In August, the public demanded the regime order replacement of a damaged casing on a nuclear reactor under construction. The Russian company Rosatom was responsible for the construction of Belarus’s first nuclear power plant, and after an accident with a lifting crane, the reactor casing was damaged. The public accused the authorities of darkening the accident and caused President Lukashenka to demand that the damaged casing be replaced.
In September, parliamentary elections were held, which, despite some improvements, did not meet the requirements for free and fair elections, according to OSCE and EU observers. The UN representative talked about threats, manipulation, fraud and lack of transparency. Independent Belarusian observers reported several cases of election fraud.
However, it was easier for opposition candidates to register, and for the first time in 20 years, at least one of them was elected to Parliament. The United Citizens Party got one of its candidates together with an independent politician, both women. Critics said that the regime determines who enters Parliament and that the improvements were only cosmetics to please the EU and the US. According to official data, close to 75% of voters participated in the election.
In October, it was announced that the conflict over gas prices with Moscow had been resolved and that Russian gas prices had been significantly lowered for Belarus according to thereligionfaqs.

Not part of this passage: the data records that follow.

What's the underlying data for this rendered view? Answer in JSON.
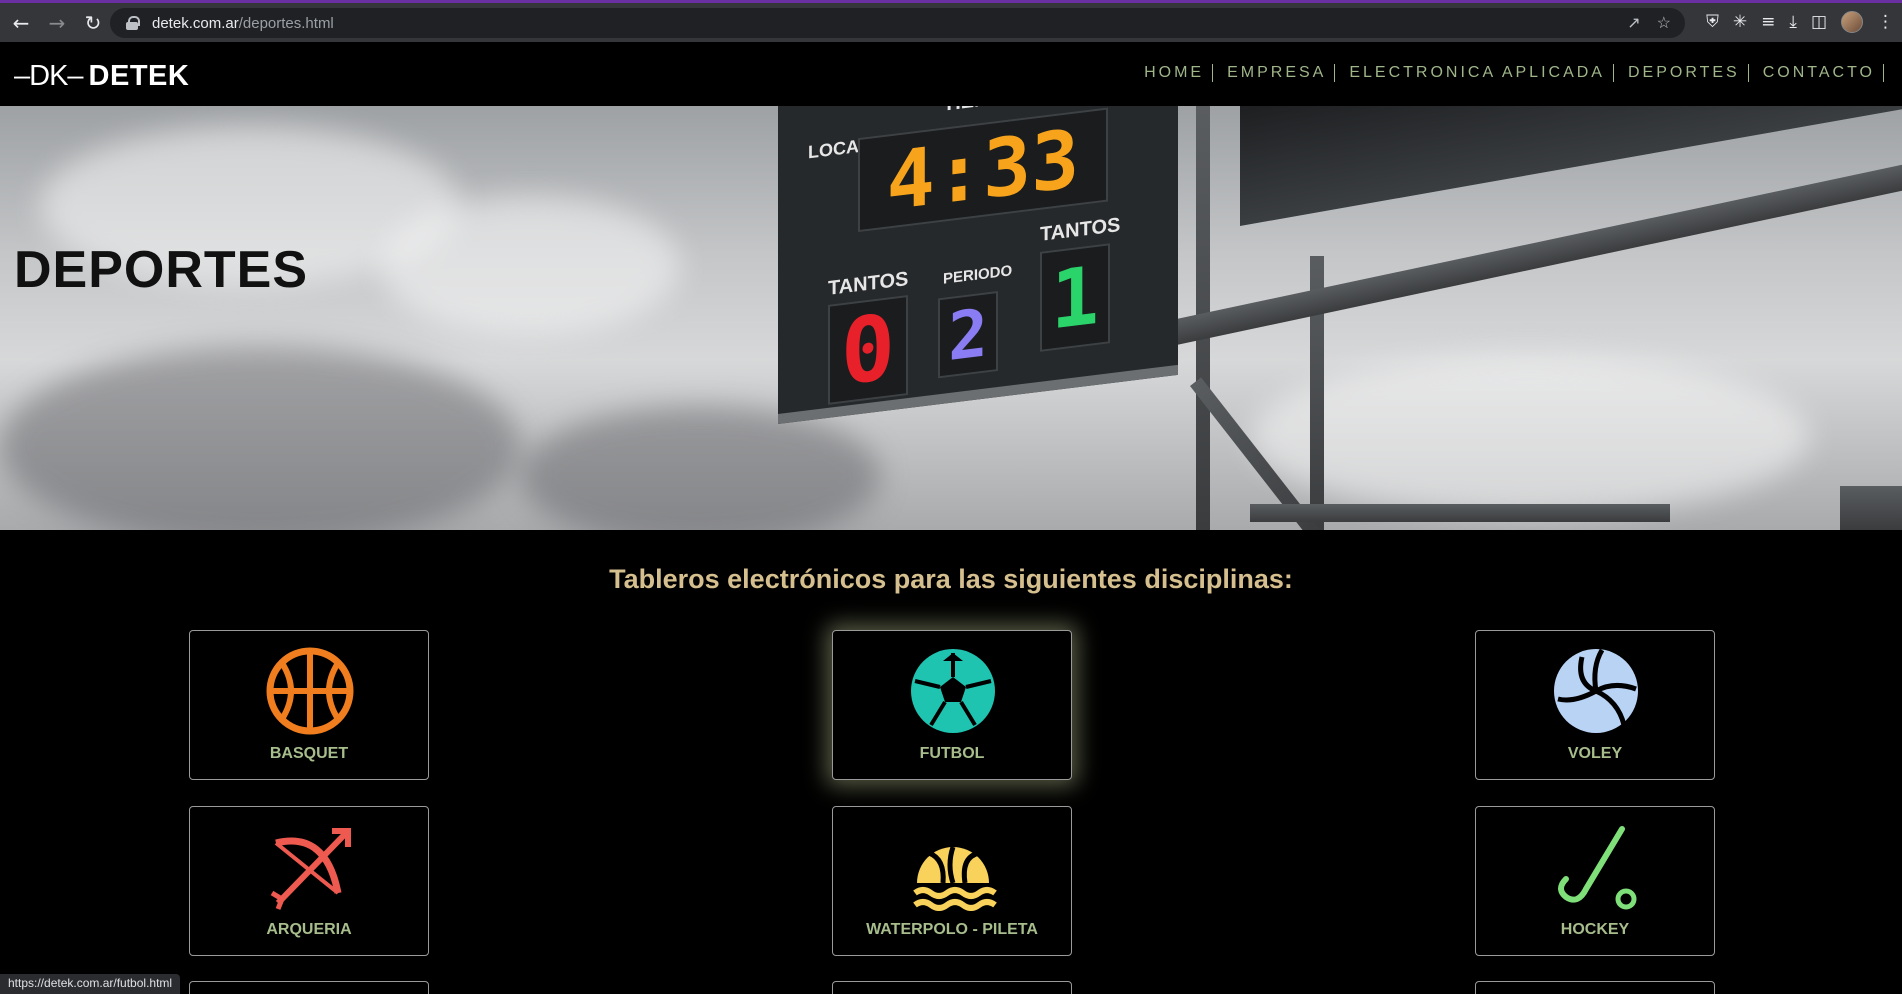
{
  "browser": {
    "url_host": "detek.com.ar",
    "url_path": "/deportes.html",
    "status_url": "https://detek.com.ar/futbol.html"
  },
  "site": {
    "logo_mark": "–DK–",
    "logo_text": "DETEK",
    "nav": [
      "HOME",
      "EMPRESA",
      "ELECTRONICA APLICADA",
      "DEPORTES",
      "CONTACTO"
    ]
  },
  "hero": {
    "title": "DEPORTES",
    "scoreboard": {
      "tiempo_label": "TIEMPO",
      "local_label": "LOCAL",
      "time": "4:33",
      "tantos_left_label": "TANTOS",
      "periodo_label": "PERIODO",
      "tantos_right_label": "TANTOS",
      "score_left": "0",
      "periodo": "2",
      "score_right": "1"
    }
  },
  "main": {
    "section_title": "Tableros electrónicos para las siguientes disciplinas:",
    "sports": [
      {
        "label": "BASQUET",
        "icon": "basketball-icon",
        "color": "#f07d1e"
      },
      {
        "label": "FUTBOL",
        "icon": "soccer-ball-icon",
        "color": "#1ec4b0"
      },
      {
        "label": "VOLEY",
        "icon": "volleyball-icon",
        "color": "#b9d3f5"
      },
      {
        "label": "ARQUERIA",
        "icon": "bow-arrow-icon",
        "color": "#ee5a4f"
      },
      {
        "label": "WATERPOLO - PILETA",
        "icon": "waterpolo-icon",
        "color": "#f8d25a"
      },
      {
        "label": "HOCKEY",
        "icon": "hockey-stick-icon",
        "color": "#7fe07a"
      }
    ]
  },
  "colors": {
    "nav_text": "#9fb58a",
    "section_title": "#d6bf8e",
    "card_label": "#a7bd8c",
    "led_red": "#e8202a",
    "led_orange": "#f7a41c",
    "led_blue": "#8a7cf2",
    "led_green": "#2bd46a"
  }
}
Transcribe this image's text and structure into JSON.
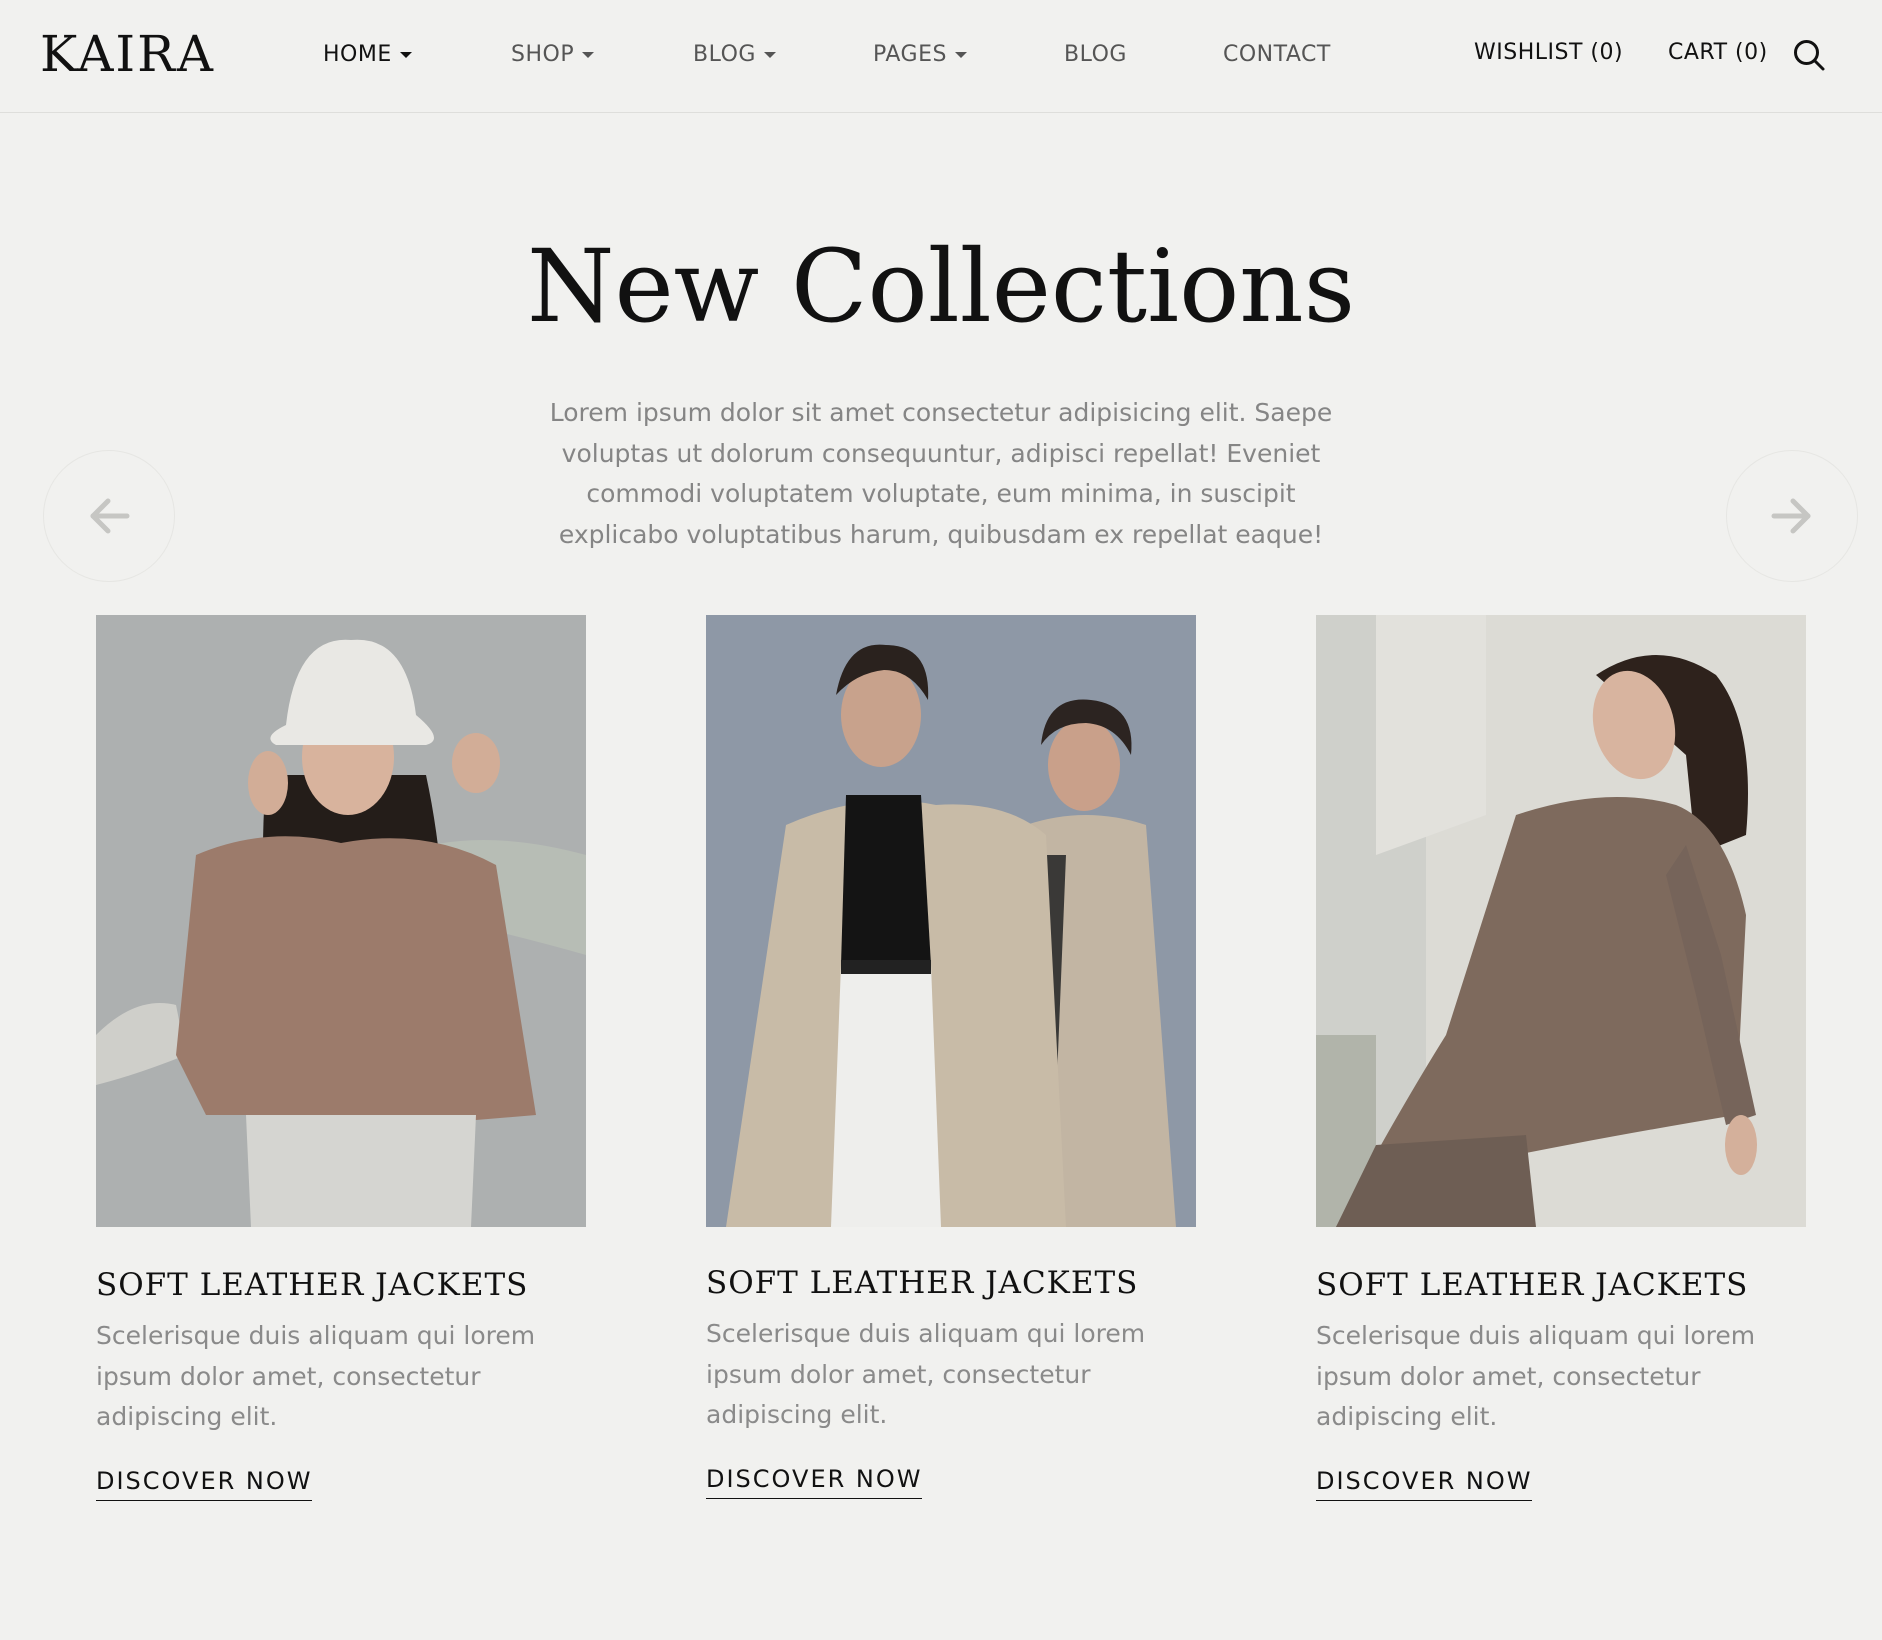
{
  "brand": "KAIRA",
  "nav": [
    {
      "label": "HOME",
      "has_dropdown": true,
      "active": true
    },
    {
      "label": "SHOP",
      "has_dropdown": true,
      "active": false
    },
    {
      "label": "BLOG",
      "has_dropdown": true,
      "active": false
    },
    {
      "label": "PAGES",
      "has_dropdown": true,
      "active": false
    },
    {
      "label": "BLOG",
      "has_dropdown": false,
      "active": false
    },
    {
      "label": "CONTACT",
      "has_dropdown": false,
      "active": false
    }
  ],
  "utility": {
    "wishlist": "WISHLIST (0)",
    "cart": "CART (0)",
    "search_icon": "search-icon"
  },
  "hero": {
    "title": "New Collections",
    "description": "Lorem ipsum dolor sit amet consectetur adipisicing elit. Saepe voluptas ut dolorum consequuntur, adipisci repellat! Eveniet commodi voluptatem voluptate, eum minima, in suscipit explicabo voluptatibus harum, quibusdam ex repellat eaque!"
  },
  "slider": {
    "prev_icon": "arrow-left-icon",
    "next_icon": "arrow-right-icon"
  },
  "cards": [
    {
      "title": "SOFT LEATHER JACKETS",
      "description": "Scelerisque duis aliquam qui lorem ipsum dolor amet, consectetur adipiscing elit.",
      "link": "DISCOVER NOW"
    },
    {
      "title": "SOFT LEATHER JACKETS",
      "description": "Scelerisque duis aliquam qui lorem ipsum dolor amet, consectetur adipiscing elit.",
      "link": "DISCOVER NOW"
    },
    {
      "title": "SOFT LEATHER JACKETS",
      "description": "Scelerisque duis aliquam qui lorem ipsum dolor amet, consectetur adipiscing elit.",
      "link": "DISCOVER NOW"
    }
  ],
  "colors": {
    "background": "#f1f1ef",
    "text_primary": "#111111",
    "text_muted": "#858585"
  }
}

Russian-critic blogger Edward Paltjis was tried in October in a court in Minsk charged with inciting hatred and distributing pornography, a politically motivated charge according to his sympathizers. Paltjis had been arrested in January in the Russian Federation but extradited to Belarus. According to human rights activists, his criticism of the Russian annexation of Crimea and the involvement in eastern Ukraine was behind his arrest. Paltjis was sentenced to one year and nine months in custody, but since he was incarcerated for ten months, he would be placed under house arrest and released shortly, it was called. The verdict followed the pattern of the financially pressured Lukashenko regime trying to improve relations with the West by releasing political prisoners and thereby increasing the prospects for loans from the IMF and investment from the EU.